Entries linking to nor
c. 1200, "either, else, otherwise, as an alternative or substitute," from Old English conjunction oþþe "either, or," which is related to Old Frisian ieftha, Middle Dutch ofte, Old Norse eða, Old High German odar, German oder, Gothic aiþþau "or."
This word was extended in early Middle English (and Old High German) with an -r ending, perhaps by analogy with "choice between alternative" words that ended thus (such as either, whether); then it was reduced to oþþr, at first in unstressed positions (commonly thus in Northern and Midlands English by 1300), and finally to or, though other survived in this sense until 16c.
Compare either, which is originally the same word. The contraction took place in the second term of an alternative, such as either ... or, descended from a common construction in Old English, where both words originally were oþþe (see nor). Or else "otherwise" is by c. 1300.
"not one or the other," Middle English neither, naither, nether, from Old English nawþer, contraction of nahwæþer, literally "not of two," from na "no" (from PIE root *ne- "not") + hwæþer "which of two" (see whether). Spelling altered c. 1200 by association with either. Paired with nor from c. 1300; earlier with ne. Meaning "not in any case, in no case, not at all" is from 1550s. Also used in late Old English as a pronoun.
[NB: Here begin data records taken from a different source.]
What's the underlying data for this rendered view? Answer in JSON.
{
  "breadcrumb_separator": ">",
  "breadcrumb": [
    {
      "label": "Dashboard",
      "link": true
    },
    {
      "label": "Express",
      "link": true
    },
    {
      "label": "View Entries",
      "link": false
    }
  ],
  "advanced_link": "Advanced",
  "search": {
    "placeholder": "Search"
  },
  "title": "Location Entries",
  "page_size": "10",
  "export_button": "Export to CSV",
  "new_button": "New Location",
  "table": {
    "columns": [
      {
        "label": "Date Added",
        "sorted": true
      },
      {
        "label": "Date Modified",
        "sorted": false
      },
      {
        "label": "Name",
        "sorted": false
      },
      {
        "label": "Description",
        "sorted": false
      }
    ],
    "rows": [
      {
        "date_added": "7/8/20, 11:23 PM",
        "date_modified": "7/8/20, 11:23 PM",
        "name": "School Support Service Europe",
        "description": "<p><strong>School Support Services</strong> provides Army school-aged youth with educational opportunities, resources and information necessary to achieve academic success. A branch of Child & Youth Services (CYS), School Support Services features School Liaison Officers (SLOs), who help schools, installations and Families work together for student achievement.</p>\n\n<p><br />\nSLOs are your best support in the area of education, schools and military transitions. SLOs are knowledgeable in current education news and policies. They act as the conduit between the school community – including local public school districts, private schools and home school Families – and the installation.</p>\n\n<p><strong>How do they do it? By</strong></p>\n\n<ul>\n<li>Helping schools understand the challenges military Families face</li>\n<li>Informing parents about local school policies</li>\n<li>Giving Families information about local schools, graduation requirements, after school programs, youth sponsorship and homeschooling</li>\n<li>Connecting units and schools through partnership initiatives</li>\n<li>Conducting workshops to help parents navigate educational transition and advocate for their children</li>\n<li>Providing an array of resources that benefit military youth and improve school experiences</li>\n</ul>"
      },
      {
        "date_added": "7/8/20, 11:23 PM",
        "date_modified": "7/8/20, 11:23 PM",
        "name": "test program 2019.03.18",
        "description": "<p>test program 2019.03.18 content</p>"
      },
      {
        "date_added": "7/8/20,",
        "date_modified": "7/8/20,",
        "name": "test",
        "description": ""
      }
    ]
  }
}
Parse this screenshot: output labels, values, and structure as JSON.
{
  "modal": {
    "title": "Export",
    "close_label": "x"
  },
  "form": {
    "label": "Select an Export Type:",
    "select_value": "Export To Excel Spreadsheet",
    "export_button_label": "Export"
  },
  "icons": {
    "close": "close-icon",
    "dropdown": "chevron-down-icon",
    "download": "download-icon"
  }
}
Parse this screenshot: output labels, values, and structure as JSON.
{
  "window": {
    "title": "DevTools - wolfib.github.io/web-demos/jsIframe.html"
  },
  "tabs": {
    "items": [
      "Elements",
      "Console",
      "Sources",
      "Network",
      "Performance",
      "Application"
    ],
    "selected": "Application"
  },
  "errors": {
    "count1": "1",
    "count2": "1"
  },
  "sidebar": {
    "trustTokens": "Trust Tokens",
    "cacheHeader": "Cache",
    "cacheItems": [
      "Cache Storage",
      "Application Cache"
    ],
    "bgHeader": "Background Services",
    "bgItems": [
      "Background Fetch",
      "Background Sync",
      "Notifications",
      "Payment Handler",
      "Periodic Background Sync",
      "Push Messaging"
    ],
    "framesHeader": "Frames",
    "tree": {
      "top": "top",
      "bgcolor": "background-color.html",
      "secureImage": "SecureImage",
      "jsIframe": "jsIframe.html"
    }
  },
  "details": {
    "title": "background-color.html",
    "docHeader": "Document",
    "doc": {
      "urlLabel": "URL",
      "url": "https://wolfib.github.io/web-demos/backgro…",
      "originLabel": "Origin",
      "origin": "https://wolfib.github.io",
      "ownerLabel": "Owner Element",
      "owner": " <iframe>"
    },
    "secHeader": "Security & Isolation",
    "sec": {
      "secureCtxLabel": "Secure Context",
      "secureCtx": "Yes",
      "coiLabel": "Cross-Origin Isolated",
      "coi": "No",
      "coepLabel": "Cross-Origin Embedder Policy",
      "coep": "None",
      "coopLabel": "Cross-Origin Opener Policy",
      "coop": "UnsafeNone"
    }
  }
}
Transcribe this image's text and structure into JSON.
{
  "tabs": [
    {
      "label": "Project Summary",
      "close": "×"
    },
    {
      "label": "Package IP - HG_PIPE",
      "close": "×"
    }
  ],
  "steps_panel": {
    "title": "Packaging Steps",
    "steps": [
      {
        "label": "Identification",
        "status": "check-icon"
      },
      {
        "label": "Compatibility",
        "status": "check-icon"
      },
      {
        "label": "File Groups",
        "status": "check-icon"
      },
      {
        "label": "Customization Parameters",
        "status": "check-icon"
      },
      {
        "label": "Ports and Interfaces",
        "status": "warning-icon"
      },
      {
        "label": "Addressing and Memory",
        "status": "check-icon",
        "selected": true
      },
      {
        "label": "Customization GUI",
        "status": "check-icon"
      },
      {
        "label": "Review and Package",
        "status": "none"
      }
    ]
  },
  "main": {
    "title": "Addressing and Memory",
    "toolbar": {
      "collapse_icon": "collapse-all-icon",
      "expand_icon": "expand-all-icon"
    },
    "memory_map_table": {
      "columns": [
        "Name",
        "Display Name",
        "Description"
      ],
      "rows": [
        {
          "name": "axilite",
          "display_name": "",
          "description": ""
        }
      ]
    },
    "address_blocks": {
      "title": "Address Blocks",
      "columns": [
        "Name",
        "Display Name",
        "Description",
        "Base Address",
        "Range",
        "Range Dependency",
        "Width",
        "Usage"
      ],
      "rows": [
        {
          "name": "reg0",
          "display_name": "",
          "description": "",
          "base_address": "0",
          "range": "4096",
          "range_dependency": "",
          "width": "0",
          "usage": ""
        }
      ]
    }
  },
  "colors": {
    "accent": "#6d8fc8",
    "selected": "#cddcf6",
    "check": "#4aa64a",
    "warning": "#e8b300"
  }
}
As an adjective, "not either," mid-14c.
It forms all or part of: a- (3) "not, without;" abnegate; ahimsa; an- (1) privative prefix; annihilate; annul; aught (n.2) "zero, nothing;" deny; hobnob; in- (1) "not, opposite of, without;" ixnay; naught; naughty; nay; nefarious; negate; neglect; negligee; negotiate; neither; nepenthe; nescience; nescient; neuter; never; nice; nihilism; nihility; nil; nill; nimiety; nix; no; non-; none; nonplus; nor; not; nothing; null; nullify; nulliparous; renegade; renege; un- (1) prefix of negation; willy-nilly.
It is the hypothetical source of/evidence for its existence is provided by: Sanskrit a-, an- "not;" Avestan na "not;" Greek a-, an-, ne- "not;" Latin in- "not," ne "that not;" Old Church Slavonic and Lithuanian ne "not;" Old Irish an-, ni, Cornish ny "not;" Gothic and Old English un- "not."
updated on July 09, 2019